Finz started a law firm that is now called Finz & Finz in 1984 after leaving the bench in 1978.
Born on the Lower East Side of Manhattan in 1924 to Turkish immigrant parents and growing up in Bensonhurst, Brooklyn, Finz was initially a talented musician, playing both the clarinet and saxophone while attending the High School of Music and Art, from which he graduated in 1942.
Finz enlisted in the Army at 18 and completed basic training at Camp Pendleton, Va., in the aftermath of Pearl Harbor.
At the request of the captain of special services and given his background in the arts, Finz organized shows on a weekly basis.
After only achieving the rank of a first-class private, Finz entered a four-month training program at the Field Artillery School in Fort Sill, OK. Of the 100 who applied at the start of the class, just 32, including Finz, graduated on May 5, 1945.
Assigned to Okinawa, Japan, as part of the 27th Division overseeing the first wave of an attack, Finz was in the Pacific for 32 days when he learned the United States had dropped atomic bombs on Hiroshima and Nagasaki and that the Japanese had surrendered, he told Blank Slate Media in a recent interview.
Finz was rerouted to the Philippine island of Leyte and tasked with repatriating Filipinos who had been driven from their homes during the war. After a number of months, Finz was called upon by his commanding officer for a somewhat unconventional assignment. With just a high school diploma, he was given the job of gathering a court-marshal board to handle trials for the G.I.s who were in their guard houses and jails.
Finz tried the cases and earned 1st lieutenant honors before his discharge in August 1946 and met his soon-to-be wife Pearl after leaving the service.
When Finz returned home, he enrolled at New York University on the G.I. Bill majoring in history and English and passed the New York State bar examination in 1951. He also joined the local Associated Musicians of Greater New York in a band that was seeking a saxophone player who could sing.
While playing gigs five times a week as a singer and a musician, Finz met Al Jolson after a 1949 show in Milwaukee, who complimented his style. Finz was later invited to sing at the Al Jolson memorial concert at Madison Square Garden after the singer’s death in 1950.
Finz’s law career rose to the point where he ran for Congress in 1962 and became President John F. Kennedy’s spokesman in Queens and Nassau on Medicare, which would later be passed under President Lyndon B. Johnson. He was elected as a judge to the New York City Civil Court in 1965 before being elected to the State Supreme Court, where he served until 1978.

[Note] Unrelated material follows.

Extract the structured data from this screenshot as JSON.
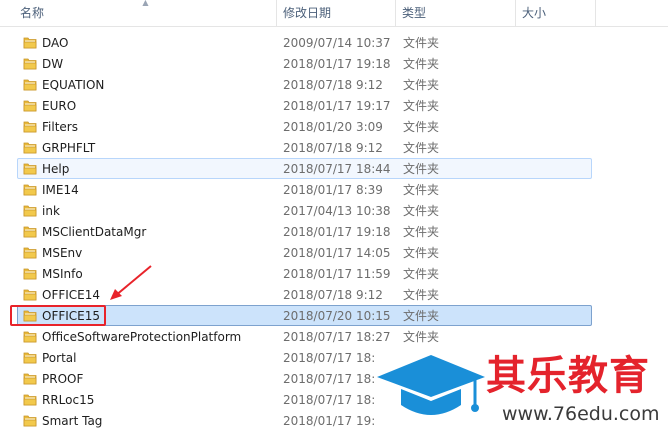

Finz also had four published books to his name, including “Arrowhead” (2005), “The Paragon Conspiracy” (2011), “Reservation to Kill” (2013) and “The Greatest Day of My Life” (2017).
Last summer, the Manhasset resident was honored with an induction into the United States Army Officer Candidate School Hall of Fame on July 23 at the historic Gracewood Mansion.
“We had 60 million Americans in uniform during WWII. What we have left today is less than 1% of that total and we are losing (more) at the rate of 350 to 400 veterans a day. Now most of those veterans who are still with us are either in VA homes or in nursing homes or disabled,” Finz said at the time.
“We’re all in our mid-to-upper 90s, and we are really a vanishing breed. I’ll leave the higher authority to (decide) when I will fall statistically into that group known as the vanished breed,” he said.
Finz is survived by his two children, four grandchildren and two great-grandchildren. He was preceded in death by his wife, Pearl, in 2016.